Which portable boat is the most versatile?
The Wavewalk S4 is hands down the most versatile portable boat, due to multiple reasons. These include the fact that the S4 works perfectly as a paddle craft both in a canoeing and kayaking mode. This excellent performance in a human powered mode is unique among motorboats, and it is important not just as an alternative for motorizing in case of emergency, such as engine problems, getting stranded at low tide, etc., but also for going in extremely shallow water (skinny water) where even small and lightweight boats draft too much. This is to say that the S4 is unbeatable as far as mobility is concerned. The S4 also works both in a solo and tandem mode with up to three adult passengers, and it features a frontal casting deck, as skiffs do. The S4’s seaworthiness is so good that it can serve as a fun boat for playing in waves. The S4 can also be easily towed by a bigger boat or hauled on board, and together with its generous load capacity, these attributes turn it into a most effective boat tender for yachts and big boats.

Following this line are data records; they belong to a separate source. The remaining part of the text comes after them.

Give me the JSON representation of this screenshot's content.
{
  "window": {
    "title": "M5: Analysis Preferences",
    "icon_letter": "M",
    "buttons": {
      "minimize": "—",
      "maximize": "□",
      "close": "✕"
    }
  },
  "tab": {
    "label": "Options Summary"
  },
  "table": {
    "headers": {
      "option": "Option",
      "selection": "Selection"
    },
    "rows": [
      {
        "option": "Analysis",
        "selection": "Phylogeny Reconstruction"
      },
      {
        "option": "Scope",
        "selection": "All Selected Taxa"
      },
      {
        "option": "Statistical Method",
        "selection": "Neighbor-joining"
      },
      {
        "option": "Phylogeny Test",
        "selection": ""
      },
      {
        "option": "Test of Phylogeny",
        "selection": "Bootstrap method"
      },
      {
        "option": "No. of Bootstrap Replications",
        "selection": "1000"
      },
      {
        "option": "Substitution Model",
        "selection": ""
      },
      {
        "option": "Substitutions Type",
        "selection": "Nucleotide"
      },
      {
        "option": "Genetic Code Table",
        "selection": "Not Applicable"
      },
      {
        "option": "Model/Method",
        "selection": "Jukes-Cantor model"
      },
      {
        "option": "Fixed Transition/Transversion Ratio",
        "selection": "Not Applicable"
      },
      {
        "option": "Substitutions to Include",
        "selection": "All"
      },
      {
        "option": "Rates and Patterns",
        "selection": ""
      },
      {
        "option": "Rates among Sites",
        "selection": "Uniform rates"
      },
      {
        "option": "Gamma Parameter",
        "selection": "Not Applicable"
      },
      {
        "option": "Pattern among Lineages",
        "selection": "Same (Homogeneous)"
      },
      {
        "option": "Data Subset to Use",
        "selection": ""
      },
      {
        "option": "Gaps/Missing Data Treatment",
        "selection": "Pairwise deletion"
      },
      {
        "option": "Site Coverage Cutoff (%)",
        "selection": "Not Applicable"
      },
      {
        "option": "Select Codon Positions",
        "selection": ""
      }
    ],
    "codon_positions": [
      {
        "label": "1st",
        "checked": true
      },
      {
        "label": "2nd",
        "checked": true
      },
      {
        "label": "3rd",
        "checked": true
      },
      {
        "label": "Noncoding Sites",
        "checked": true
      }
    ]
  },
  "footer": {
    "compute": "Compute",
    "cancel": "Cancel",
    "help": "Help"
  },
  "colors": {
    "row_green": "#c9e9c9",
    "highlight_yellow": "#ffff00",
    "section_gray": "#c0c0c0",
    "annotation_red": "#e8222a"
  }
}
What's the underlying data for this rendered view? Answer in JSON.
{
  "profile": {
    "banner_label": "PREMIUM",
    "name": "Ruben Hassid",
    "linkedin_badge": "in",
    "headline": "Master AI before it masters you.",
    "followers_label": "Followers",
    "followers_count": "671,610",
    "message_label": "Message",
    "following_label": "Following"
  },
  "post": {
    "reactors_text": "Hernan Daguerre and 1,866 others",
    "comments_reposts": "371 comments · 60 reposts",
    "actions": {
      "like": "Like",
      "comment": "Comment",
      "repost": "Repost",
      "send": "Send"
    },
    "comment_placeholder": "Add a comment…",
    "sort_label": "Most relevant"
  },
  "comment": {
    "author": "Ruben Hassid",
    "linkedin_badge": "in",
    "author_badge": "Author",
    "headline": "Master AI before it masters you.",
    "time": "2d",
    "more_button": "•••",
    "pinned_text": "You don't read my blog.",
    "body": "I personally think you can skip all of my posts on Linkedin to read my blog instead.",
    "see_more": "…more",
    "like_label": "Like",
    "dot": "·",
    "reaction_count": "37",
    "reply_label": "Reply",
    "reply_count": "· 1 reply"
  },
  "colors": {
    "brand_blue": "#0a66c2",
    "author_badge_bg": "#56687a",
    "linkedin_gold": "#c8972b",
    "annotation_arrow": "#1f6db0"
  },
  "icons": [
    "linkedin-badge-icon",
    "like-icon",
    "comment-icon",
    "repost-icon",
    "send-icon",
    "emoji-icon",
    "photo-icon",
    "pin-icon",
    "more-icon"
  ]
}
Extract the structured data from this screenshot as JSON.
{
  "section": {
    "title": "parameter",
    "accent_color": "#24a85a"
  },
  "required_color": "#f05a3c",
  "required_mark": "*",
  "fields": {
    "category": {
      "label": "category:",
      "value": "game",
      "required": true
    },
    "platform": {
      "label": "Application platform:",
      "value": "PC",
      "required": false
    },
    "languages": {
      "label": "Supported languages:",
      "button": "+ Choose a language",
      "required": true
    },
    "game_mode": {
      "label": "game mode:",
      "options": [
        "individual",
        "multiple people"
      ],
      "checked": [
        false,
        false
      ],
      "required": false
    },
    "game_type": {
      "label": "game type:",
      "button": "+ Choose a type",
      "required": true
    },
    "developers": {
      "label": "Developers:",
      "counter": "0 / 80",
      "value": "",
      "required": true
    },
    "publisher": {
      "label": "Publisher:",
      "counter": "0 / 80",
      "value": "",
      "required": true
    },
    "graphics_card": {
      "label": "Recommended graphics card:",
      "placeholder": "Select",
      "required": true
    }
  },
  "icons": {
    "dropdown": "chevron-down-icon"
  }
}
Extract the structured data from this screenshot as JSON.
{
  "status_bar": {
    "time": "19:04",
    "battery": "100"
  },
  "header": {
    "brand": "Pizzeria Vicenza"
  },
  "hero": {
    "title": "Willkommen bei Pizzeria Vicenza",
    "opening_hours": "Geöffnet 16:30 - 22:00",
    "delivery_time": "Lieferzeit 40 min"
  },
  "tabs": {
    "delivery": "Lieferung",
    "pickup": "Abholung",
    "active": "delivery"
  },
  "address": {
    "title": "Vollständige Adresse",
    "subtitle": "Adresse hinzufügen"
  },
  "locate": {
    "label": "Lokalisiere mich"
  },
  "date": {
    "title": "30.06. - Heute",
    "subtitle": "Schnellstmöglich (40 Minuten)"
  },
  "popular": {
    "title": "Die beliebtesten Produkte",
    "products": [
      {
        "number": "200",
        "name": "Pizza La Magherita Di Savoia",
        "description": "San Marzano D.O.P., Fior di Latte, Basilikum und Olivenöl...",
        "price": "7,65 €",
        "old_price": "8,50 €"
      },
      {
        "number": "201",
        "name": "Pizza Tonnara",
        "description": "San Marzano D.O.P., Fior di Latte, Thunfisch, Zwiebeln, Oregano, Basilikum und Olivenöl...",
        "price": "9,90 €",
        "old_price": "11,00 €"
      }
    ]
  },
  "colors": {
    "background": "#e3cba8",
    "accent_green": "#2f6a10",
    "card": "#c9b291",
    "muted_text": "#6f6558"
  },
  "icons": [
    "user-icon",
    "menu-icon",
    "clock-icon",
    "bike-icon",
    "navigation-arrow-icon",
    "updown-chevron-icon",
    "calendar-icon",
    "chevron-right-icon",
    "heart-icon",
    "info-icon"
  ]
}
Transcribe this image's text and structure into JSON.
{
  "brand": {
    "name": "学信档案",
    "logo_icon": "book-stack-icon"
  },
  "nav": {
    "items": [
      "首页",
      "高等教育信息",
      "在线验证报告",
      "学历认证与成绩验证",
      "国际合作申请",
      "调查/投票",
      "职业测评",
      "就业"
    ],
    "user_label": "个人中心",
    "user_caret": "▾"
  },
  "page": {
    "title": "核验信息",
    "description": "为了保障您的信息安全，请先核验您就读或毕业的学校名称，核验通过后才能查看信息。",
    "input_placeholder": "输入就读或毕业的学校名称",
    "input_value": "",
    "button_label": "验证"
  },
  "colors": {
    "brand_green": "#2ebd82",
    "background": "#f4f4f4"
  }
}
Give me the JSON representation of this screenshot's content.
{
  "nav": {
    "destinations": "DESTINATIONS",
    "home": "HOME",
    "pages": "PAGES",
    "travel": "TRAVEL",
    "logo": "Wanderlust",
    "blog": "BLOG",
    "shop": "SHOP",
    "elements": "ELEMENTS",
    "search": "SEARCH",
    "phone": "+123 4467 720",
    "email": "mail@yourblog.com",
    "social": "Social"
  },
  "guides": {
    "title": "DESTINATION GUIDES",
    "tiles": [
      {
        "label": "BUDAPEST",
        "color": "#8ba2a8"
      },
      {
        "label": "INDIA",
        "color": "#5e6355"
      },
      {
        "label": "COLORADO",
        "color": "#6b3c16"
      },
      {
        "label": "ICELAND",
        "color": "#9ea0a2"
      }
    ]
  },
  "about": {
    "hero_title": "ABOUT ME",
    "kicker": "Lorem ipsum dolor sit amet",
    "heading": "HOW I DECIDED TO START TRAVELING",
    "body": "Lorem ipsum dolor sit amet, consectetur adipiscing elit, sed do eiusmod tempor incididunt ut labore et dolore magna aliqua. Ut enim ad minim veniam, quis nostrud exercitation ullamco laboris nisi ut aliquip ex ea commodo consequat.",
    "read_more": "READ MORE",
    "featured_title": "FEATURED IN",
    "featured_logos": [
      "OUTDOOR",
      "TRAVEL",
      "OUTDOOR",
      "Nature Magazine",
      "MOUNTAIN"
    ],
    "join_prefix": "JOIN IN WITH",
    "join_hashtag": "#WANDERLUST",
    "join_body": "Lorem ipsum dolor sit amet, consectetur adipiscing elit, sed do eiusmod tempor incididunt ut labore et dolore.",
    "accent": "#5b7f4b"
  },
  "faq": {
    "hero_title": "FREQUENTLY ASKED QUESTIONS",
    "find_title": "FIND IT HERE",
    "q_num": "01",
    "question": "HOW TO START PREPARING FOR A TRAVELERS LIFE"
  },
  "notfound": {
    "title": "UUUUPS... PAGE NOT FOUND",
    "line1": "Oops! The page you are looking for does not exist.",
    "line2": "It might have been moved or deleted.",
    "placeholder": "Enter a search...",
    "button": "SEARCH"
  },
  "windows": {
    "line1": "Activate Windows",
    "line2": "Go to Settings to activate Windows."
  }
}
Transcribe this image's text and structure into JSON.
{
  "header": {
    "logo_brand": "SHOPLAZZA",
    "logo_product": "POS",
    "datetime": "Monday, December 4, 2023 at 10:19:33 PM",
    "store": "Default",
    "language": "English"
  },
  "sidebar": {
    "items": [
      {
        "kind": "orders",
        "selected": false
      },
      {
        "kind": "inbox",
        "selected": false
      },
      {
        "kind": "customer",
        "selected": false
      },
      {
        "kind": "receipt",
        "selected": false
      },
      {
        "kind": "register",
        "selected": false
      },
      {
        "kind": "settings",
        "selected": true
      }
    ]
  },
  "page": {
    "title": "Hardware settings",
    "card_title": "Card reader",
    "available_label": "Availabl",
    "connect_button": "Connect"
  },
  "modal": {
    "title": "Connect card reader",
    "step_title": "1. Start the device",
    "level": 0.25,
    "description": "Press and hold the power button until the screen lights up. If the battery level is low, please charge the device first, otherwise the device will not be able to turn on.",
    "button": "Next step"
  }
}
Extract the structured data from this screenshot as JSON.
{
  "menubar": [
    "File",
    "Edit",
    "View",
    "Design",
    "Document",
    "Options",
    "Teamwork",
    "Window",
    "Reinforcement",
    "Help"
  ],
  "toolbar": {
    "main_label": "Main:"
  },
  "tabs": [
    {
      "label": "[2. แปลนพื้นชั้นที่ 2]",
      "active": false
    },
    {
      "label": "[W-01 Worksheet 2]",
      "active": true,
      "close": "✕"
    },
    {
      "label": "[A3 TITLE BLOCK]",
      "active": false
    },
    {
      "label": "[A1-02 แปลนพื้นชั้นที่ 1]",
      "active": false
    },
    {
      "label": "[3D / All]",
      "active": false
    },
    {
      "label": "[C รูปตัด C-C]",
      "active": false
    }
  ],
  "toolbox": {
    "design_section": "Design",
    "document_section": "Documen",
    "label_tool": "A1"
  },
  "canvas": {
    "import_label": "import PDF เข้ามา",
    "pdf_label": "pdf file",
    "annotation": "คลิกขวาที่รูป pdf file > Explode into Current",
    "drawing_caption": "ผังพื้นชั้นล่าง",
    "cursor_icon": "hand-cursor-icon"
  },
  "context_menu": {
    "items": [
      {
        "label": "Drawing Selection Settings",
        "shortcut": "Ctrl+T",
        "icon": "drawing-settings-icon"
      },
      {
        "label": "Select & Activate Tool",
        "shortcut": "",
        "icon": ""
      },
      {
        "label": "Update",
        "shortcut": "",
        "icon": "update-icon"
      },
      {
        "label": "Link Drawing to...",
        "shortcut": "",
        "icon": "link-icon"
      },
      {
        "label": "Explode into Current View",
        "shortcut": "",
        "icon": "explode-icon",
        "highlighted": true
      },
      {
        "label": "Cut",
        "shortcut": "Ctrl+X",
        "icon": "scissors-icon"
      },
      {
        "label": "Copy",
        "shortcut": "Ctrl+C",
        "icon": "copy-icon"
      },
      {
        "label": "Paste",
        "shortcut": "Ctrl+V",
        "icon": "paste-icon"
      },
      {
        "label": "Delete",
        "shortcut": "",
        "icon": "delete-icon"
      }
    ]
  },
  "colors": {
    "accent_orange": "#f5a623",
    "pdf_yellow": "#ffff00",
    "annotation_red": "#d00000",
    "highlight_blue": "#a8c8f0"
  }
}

The following images offer a quick, condensed glimpse into various aspects of the S4, both as a car-top motorboat and a paddle craft, for leisure and fishing. For a better insight on the S4’s capabilities watch movies in the above playlist.